Heat Therapy is used to treat chronic injuries or injuries that have no inflammation or swelling.
Heat therapy helps those people suffering from sore, stiff, nagging muscle or joint pain. To increase the elasticity of joint connective tissues and to stimulate blood flow, heat therapy should be applied. Tight muscles or muscle spasms are eased by the application of heat but one should not apply heat after exercise.
After a workout, ice is the better choice on a chronic injury.
As heat increases circulation and raises skin temperature, you should not apply heat to acute injuries or areas of inflammation.
Safely apply heat to an injury 15 to 20 minutes at a time and use enough layers between your skin and the heating source to prevent burns.
Because some injuries can be serious, you should see your doctor if your injury does not improve (or gets worse) within 48 hours.
Seasonal Injuries - Exercise Therapy
After seeking the advice of your healthcare professional, and appropriate cold and hot therapy has been implemented, a course of rehabilitative exercises may be prescribed as part of the healing process.
As common seasonal injuries may flare up due to activity, such ailments as lateral and medial epicondylitis (tennis and golfer's elbow respectively) are frequently seen.
For the treatment of golfer's and tennis elbow, patients using Theraband's Flex bar use a repeated twisting motion to strengthen the injury site. The repeated motion rather than resistance strength is the key factor for recovery. Yellow or red is recommended.
also offers an array of products designed to help patients rehabilitate themselves through a series of progressive exercises. Theraband manufactures progressive resistance equipment and has created an educational academy to help those people seeking the appropriate exercise regimen found at www.therabandacademy.com This free site offers a great support system for the therapist and their patients.
Under the direction of a therapist, the exercises should be repeated starting at the lowest, safe resistance that has been prescribed. After being able to accomplish 3 sets of 10-15 repetitions, move to the next resistance level.
Battle Creek's Ice-It! line of products is a popular system as its patented pack remains cold for the maximum allowable time without the mess of melting ice while it's holstering system holds the packs in place for maximum benefit while remaining flexible.

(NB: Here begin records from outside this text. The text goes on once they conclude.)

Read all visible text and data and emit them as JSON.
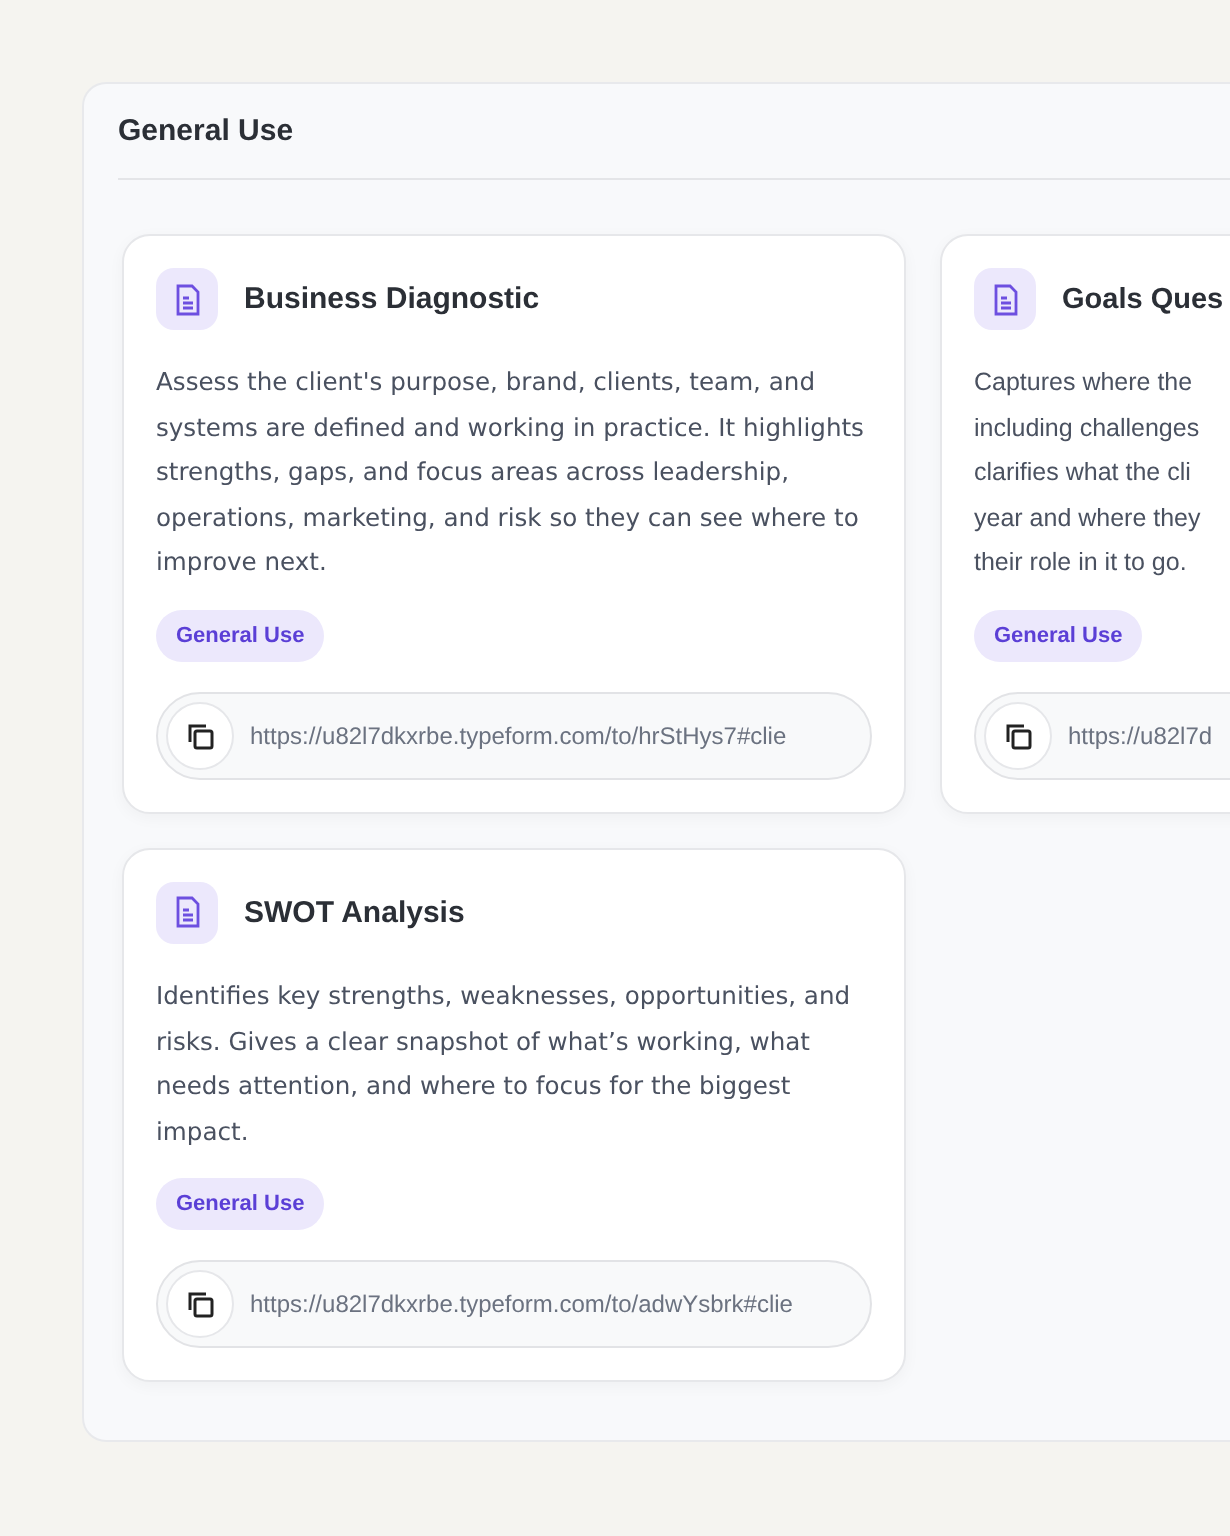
{
  "section": {
    "title": "General Use"
  },
  "cards": [
    {
      "title": "Business Diagnostic",
      "description": "Assess the client's purpose, brand, clients, team, and systems are defined and working in practice. It highlights strengths, gaps, and focus areas across leadership, operations, marketing, and risk so they can see where to improve next.",
      "tag": "General Use",
      "url": "https://u82l7dkxrbe.typeform.com/to/hrStHys7#clie"
    },
    {
      "title": "Goals Ques",
      "description": "Captures where the\nincluding challenges\nclarifies what the cli\nyear and where they\ntheir role in it to go.",
      "tag": "General Use",
      "url": "https://u82l7d"
    },
    {
      "title": "SWOT Analysis",
      "description": "Identifies key strengths, weaknesses, opportunities, and risks. Gives a clear snapshot of what’s working, what needs attention, and where to focus for the biggest impact.",
      "tag": "General Use",
      "url": "https://u82l7dkxrbe.typeform.com/to/adwYsbrk#clie"
    }
  ]
}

Battle Creek's Thermophore moist heat pad is a professional quality product designed to provide moist heat without adding water. It is a tool used by many physical medicine healthcare professionals.